◆ **Your objective**
Please repeat the data exactly, leaving nothing out.

Stored items from a collection
::::

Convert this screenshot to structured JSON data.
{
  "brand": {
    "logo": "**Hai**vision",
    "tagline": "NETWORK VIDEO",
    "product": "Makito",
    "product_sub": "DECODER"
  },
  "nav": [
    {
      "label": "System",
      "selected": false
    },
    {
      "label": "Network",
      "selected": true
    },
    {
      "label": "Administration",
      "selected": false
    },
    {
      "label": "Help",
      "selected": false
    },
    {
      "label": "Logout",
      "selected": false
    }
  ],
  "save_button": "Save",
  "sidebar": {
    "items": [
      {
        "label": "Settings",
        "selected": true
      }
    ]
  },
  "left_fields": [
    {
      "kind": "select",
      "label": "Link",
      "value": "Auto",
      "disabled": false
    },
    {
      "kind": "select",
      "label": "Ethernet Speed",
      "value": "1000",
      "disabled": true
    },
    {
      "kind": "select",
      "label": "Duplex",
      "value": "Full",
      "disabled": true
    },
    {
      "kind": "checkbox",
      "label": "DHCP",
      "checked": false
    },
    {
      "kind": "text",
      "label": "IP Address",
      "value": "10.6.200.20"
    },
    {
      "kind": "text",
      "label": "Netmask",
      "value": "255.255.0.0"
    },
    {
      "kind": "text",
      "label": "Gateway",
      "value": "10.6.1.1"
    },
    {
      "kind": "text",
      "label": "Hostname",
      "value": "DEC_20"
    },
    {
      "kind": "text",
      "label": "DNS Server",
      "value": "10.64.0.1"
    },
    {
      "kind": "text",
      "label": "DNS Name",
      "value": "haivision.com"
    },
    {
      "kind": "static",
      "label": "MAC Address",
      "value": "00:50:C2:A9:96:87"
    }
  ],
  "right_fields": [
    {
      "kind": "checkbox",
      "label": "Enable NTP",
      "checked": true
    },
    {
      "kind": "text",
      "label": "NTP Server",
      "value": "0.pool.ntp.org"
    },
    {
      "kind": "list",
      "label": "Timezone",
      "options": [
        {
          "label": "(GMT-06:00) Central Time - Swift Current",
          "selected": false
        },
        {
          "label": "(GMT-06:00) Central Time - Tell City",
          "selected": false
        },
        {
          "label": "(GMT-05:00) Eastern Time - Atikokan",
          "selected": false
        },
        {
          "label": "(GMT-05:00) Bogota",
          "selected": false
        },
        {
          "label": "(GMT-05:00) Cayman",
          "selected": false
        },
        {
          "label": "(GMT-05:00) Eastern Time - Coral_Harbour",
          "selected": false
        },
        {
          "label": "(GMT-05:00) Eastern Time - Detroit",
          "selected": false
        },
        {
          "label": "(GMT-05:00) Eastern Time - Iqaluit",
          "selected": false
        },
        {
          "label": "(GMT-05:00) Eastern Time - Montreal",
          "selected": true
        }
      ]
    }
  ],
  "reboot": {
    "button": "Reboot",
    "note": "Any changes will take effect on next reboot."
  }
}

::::

◆ **Task solution**
Convert this screenshot to structured JSON data.
{
  "brand": {
    "logo": "**Hai**vision",
    "tagline": "NETWORK VIDEO",
    "product": "Makito",
    "product_sub": "DECODER"
  },
  "nav": [
    {
      "label": "System",
      "selected": false
    },
    {
      "label": "Network",
      "selected": true
    },
    {
      "label": "Administration",
      "selected": false
    },
    {
      "label": "Help",
      "selected": false
    },
    {
      "label": "Logout",
      "selected": false
    }
  ],
  "save_button": "Save",
  "sidebar": {
    "items": [
      {
        "label": "Settings",
        "selected": true
      }
    ]
  },
  "left_fields": [
    {
      "kind": "select",
      "label": "Link",
      "value": "Auto",
      "disabled": false
    },
    {
      "kind": "select",
      "label": "Ethernet Speed",
      "value": "1000",
      "disabled": true
    },
    {
      "kind": "select",
      "label": "Duplex",
      "value": "Full",
      "disabled": true
    },
    {
      "kind": "checkbox",
      "label": "DHCP",
      "checked": false
    },
    {
      "kind": "text",
      "label": "IP Address",
      "value": "10.6.200.20"
    },
    {
      "kind": "text",
      "label": "Netmask",
      "value": "255.255.0.0"
    },
    {
      "kind": "text",
      "label": "Gateway",
      "value": "10.6.1.1"
    },
    {
      "kind": "text",
      "label": "Hostname",
      "value": "DEC_20"
    },
    {
      "kind": "text",
      "label": "DNS Server",
      "value": "10.64.0.1"
    },
    {
      "kind": "text",
      "label": "DNS Name",
      "value": "haivision.com"
    },
    {
      "kind": "static",
      "label": "MAC Address",
      "value": "00:50:C2:A9:96:87"
    }
  ],
  "right_fields": [
    {
      "kind": "checkbox",
      "label": "Enable NTP",
      "checked": true
    },
    {
      "kind": "text",
      "label": "NTP Server",
      "value": "0.pool.ntp.org"
    },
    {
      "kind": "list",
      "label": "Timezone",
      "options": [
        {
          "label": "(GMT-06:00) Central Time - Swift Current",
          "selected": false
        },
        {
          "label": "(GMT-06:00) Central Time - Tell City",
          "selected": false
        },
        {
          "label": "(GMT-05:00) Eastern Time - Atikokan",
          "selected": false
        },
        {
          "label": "(GMT-05:00) Bogota",
          "selected": false
        },
        {
          "label": "(GMT-05:00) Cayman",
          "selected": false
        },
        {
          "label": "(GMT-05:00) Eastern Time - Coral_Harbour",
          "selected": false
        },
        {
          "label": "(GMT-05:00) Eastern Time - Detroit",
          "selected": false
        },
        {
          "label": "(GMT-05:00) Eastern Time - Iqaluit",
          "selected": false
        },
        {
          "label": "(GMT-05:00) Eastern Time - Montreal",
          "selected": true
        }
      ]
    }
  ],
  "reboot": {
    "button": "Reboot",
    "note": "Any changes will take effect on next reboot."
  }
}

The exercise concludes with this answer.